* Task description
All lines in the data that hold the word "subscriptions" need copying.

Records from a data source:
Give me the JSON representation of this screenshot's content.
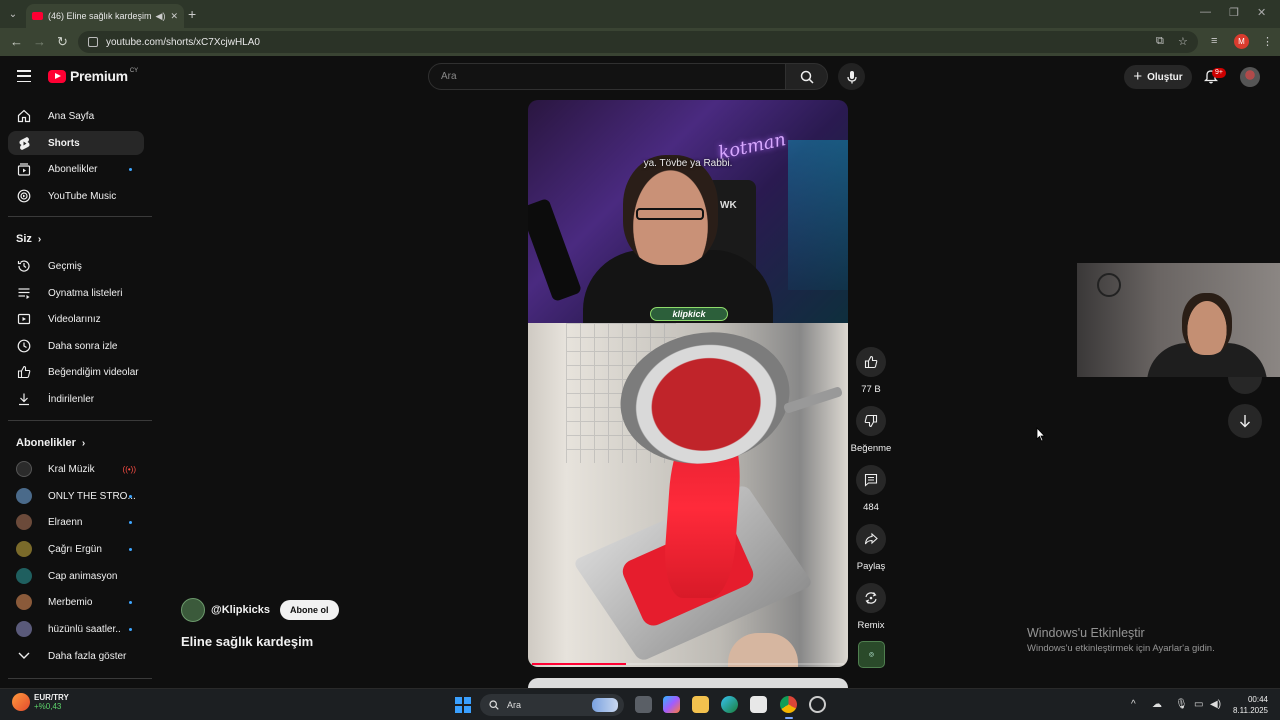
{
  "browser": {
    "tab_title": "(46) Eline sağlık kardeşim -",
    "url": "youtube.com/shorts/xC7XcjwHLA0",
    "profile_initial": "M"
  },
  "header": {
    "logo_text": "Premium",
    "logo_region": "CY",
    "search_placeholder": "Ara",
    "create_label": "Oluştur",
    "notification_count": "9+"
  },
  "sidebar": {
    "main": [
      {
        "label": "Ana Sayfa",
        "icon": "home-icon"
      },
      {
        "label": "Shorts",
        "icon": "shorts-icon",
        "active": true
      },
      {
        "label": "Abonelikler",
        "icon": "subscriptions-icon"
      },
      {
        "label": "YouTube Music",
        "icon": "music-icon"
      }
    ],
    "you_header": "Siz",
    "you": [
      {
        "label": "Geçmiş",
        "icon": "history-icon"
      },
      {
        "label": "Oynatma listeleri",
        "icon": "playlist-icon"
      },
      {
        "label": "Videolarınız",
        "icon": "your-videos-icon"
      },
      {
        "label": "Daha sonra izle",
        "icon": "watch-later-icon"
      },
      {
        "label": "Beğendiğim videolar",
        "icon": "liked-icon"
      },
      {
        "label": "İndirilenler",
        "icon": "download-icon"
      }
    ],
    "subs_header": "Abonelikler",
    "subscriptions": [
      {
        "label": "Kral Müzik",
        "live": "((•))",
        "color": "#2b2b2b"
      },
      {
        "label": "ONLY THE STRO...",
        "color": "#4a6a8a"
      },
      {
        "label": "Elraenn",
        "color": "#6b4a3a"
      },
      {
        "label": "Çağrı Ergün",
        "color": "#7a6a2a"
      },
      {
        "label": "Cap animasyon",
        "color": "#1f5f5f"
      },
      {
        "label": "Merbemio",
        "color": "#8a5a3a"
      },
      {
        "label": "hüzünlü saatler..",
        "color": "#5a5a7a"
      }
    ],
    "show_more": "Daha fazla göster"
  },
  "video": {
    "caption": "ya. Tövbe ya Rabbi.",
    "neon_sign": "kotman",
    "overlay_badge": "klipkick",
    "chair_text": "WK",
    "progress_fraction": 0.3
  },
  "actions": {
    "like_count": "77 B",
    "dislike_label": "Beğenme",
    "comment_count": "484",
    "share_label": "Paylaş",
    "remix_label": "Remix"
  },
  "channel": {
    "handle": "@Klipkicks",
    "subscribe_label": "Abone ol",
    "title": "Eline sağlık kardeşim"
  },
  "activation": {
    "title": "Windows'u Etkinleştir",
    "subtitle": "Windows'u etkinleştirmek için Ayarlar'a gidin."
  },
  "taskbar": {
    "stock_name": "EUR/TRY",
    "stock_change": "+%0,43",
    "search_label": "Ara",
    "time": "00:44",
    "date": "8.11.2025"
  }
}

* Result of the exercise
        "icon": "subscriptions-icon"
    "subscriptions": [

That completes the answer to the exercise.